I remember that I loved the line I got from the Grip 2011’s original cartridge, a Faber-Castell Gelroller Refill Blue (24 97 51), but unfortunately Faber-Castell stopped making these refills. I was searching for alternatives for quite a while, but all I could find was either very expensive, from the more luxurious brands, or erasable (using an ‘ink killer’). The erasable version was even from Faber-Castell, but I wasn’t keen on erasable ink for this pen.
It’s a Standard G2, parker style ballpoint refill size so it did fit the Grip 2011 Gel pen perfectly. As far as I can tell the Grip 2011 Gel pen is using exactly the same body as the Grip 2011 ballpoint pen , but with an additional “Gel” imprint at the end of the pen.
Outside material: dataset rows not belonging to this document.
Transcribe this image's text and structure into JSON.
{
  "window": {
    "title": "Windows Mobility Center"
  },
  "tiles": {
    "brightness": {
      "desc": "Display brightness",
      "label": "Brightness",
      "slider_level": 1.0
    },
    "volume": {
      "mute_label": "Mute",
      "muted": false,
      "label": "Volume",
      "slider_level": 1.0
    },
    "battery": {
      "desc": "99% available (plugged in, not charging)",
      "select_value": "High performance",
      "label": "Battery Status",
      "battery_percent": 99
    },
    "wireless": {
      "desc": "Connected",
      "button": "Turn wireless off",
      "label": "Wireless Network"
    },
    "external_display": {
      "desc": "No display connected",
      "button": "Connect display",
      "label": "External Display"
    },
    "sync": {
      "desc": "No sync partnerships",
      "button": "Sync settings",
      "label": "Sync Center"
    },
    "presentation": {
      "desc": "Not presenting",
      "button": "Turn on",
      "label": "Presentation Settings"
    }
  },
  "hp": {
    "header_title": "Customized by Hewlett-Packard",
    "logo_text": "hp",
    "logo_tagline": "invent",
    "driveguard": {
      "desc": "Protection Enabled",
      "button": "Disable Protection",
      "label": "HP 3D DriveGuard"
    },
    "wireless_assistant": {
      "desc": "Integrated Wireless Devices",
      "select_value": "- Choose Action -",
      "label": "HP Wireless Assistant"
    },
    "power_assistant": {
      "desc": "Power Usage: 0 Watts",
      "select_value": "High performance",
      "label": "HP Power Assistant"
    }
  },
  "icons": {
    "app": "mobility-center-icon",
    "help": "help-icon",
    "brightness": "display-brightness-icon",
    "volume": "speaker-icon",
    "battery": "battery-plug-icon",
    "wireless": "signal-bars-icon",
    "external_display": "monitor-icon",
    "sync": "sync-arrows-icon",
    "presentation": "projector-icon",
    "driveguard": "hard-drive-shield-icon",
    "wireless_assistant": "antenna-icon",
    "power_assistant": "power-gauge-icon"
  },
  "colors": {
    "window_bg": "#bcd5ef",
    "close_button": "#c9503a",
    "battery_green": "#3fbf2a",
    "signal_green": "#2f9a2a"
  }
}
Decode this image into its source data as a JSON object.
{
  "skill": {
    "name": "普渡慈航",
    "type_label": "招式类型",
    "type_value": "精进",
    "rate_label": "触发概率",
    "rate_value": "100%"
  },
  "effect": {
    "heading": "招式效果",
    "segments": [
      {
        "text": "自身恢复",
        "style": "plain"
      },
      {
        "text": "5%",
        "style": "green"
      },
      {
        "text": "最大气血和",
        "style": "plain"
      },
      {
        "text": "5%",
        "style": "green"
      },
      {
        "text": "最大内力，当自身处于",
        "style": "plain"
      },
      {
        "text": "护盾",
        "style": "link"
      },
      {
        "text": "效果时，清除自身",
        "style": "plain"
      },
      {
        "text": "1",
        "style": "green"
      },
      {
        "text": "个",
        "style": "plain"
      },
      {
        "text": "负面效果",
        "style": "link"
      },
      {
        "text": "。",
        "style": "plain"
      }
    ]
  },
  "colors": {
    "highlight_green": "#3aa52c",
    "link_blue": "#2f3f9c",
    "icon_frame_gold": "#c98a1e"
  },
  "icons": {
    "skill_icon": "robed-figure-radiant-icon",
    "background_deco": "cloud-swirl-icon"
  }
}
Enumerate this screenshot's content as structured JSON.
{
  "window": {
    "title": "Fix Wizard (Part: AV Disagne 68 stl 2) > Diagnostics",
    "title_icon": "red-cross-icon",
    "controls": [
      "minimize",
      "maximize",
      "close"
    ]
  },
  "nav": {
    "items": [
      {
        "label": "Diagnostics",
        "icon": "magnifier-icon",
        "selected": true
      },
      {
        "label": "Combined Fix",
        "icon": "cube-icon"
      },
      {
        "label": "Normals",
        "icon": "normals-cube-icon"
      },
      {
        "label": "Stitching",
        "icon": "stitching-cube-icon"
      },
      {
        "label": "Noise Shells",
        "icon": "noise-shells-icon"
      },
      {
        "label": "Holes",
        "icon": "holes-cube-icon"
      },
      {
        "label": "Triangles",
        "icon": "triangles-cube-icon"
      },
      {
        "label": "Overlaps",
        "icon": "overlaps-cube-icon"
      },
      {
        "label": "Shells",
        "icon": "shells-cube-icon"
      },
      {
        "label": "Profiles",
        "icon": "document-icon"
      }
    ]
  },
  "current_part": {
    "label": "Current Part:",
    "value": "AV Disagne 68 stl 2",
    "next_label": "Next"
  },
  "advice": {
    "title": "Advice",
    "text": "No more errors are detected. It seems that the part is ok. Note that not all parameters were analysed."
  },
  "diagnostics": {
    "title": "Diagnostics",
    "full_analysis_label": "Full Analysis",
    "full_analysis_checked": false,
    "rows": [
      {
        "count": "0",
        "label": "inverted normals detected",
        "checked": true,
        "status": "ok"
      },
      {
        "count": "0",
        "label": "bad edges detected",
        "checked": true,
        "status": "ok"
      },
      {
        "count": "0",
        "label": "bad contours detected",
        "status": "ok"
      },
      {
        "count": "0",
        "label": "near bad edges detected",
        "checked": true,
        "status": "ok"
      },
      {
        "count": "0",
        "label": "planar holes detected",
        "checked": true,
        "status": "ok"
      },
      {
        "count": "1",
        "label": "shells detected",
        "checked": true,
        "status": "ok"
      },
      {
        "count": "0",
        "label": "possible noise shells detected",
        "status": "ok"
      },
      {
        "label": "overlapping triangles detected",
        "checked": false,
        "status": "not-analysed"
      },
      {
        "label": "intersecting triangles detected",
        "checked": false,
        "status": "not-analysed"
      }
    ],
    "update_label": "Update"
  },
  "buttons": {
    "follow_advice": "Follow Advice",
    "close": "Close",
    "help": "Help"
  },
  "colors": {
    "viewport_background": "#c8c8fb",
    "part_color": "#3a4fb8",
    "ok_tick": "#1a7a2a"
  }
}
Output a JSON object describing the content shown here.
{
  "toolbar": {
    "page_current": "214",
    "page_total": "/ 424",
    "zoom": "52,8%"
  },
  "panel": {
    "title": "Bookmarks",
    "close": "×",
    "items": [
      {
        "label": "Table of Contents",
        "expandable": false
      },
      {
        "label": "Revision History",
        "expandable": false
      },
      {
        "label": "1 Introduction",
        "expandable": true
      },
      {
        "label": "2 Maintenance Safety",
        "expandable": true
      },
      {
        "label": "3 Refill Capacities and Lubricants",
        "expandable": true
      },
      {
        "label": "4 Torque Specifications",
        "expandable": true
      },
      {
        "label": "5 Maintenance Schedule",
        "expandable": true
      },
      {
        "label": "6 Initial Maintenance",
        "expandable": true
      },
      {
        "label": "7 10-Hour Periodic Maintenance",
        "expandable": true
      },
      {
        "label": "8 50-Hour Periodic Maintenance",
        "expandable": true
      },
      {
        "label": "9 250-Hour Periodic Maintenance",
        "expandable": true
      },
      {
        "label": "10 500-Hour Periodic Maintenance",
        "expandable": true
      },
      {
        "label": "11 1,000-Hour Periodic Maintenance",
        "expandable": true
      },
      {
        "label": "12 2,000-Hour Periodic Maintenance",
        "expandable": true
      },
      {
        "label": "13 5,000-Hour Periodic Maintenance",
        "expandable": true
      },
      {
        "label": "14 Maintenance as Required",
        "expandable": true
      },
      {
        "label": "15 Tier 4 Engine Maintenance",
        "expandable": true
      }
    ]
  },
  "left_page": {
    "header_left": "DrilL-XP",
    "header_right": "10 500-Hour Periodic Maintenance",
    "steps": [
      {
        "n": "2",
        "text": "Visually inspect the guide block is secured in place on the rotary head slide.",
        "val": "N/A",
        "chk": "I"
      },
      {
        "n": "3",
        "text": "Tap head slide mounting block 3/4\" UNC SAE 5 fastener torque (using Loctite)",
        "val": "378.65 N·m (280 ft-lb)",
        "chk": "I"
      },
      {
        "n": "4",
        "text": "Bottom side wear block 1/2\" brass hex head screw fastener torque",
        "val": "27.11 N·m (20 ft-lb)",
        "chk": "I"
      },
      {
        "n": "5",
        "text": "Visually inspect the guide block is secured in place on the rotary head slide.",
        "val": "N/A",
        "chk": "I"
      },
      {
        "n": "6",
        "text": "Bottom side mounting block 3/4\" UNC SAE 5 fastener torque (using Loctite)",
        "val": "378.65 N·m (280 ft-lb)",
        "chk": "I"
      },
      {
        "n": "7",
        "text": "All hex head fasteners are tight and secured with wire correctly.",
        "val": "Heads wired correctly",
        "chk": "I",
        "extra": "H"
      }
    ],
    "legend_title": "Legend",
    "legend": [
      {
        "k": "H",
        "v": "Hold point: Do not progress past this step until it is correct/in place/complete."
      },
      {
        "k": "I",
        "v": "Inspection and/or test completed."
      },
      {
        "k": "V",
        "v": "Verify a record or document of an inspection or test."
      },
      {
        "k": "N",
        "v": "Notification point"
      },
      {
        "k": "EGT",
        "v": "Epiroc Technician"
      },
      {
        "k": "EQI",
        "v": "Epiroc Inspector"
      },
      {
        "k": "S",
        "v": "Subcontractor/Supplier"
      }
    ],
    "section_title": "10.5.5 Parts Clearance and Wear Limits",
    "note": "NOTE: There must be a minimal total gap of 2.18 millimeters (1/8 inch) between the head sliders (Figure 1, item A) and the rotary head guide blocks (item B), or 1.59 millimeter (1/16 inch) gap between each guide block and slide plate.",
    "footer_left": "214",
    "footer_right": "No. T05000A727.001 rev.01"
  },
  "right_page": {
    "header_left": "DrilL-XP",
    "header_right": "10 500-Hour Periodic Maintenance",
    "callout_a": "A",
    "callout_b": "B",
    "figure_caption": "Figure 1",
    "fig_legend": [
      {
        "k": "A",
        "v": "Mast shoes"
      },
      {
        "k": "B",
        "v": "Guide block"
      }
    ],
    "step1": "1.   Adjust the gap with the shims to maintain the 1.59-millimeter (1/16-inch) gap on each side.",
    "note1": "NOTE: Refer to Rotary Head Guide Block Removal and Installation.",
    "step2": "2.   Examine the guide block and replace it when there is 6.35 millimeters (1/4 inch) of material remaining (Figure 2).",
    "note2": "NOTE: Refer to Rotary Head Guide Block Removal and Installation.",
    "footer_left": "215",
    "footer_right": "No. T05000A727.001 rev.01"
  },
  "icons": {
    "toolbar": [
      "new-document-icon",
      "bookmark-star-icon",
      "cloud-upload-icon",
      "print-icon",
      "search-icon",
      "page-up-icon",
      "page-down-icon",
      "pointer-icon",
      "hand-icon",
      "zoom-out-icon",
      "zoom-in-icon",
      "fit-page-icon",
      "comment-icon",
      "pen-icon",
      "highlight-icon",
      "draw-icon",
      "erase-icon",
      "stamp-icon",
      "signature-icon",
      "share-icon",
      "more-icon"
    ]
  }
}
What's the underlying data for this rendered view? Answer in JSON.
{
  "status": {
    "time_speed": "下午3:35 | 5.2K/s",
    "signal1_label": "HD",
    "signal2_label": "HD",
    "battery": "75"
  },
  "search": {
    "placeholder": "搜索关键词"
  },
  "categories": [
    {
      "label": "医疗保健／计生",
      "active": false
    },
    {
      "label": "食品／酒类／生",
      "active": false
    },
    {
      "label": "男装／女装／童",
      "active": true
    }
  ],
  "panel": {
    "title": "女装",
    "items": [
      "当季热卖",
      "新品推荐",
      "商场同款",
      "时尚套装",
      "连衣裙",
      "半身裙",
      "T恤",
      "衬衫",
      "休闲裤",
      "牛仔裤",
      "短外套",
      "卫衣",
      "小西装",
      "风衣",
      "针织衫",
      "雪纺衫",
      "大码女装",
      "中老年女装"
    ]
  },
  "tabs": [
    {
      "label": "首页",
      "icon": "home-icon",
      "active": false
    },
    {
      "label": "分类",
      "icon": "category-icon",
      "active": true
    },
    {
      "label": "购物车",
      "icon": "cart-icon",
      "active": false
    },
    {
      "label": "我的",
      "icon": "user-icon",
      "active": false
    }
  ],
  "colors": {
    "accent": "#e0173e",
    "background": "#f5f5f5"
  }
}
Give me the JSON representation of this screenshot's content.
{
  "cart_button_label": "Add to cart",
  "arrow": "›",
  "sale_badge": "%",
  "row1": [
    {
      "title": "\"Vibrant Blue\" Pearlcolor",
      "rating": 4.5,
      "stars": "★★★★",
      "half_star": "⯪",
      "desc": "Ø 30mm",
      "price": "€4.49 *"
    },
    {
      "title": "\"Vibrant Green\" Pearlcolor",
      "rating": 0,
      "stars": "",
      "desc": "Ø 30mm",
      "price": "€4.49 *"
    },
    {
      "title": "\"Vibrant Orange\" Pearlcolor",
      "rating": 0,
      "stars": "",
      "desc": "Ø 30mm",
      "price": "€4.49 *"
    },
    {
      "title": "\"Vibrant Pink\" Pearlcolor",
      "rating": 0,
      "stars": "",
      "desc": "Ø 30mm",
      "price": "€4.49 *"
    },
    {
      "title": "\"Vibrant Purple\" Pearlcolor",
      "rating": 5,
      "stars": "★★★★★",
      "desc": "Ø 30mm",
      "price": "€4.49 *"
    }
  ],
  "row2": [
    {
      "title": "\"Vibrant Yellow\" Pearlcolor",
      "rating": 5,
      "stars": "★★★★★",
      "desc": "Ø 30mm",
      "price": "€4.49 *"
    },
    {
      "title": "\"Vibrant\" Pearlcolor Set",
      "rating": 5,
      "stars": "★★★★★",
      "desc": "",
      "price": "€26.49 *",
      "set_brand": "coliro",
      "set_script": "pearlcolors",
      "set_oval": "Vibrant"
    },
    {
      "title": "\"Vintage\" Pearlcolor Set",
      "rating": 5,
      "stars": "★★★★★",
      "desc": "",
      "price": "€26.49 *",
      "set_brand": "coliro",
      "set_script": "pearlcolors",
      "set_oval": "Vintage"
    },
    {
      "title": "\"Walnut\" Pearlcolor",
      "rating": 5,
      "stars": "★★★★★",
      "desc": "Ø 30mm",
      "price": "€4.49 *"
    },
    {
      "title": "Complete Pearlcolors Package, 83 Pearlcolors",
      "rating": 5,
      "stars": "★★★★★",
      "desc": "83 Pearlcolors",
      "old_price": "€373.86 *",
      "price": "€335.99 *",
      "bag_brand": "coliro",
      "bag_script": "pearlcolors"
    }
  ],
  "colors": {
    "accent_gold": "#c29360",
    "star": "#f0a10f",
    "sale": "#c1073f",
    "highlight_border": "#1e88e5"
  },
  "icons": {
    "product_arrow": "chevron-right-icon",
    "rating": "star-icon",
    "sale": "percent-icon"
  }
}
My impressions, based on the memory I have of the original Faber-Castell refill are quite similar to The Pen Addict’s (assuming that Schneider’s Gelion pen uses the Gelion 39 refill). I didn’t see his review until after I tried my refill, so I wasn’t influenced by his review. In a nutshell: I think it’s great refill, but on the type of paper I have tried so far the refill’s ink will get (slightly) soaked into the paper, so the border of the lines you write are not as clear as the one Faber-Castell’s discontinued refill produced. I love clear, sharp lines, but everyone is different – you might not mind.
Overall, this is a very reasonably priced refill that provides great value for money. Once it’s used up, which might take years, I might be looking for a refill with crisper line borders, though.
Price: January 2016
Exchange rates: February 2016
This review has also been posted on The Pen Company’s blog, but just to spell it out, I have not received money for this review (or any other reviews) and have paid for the refill.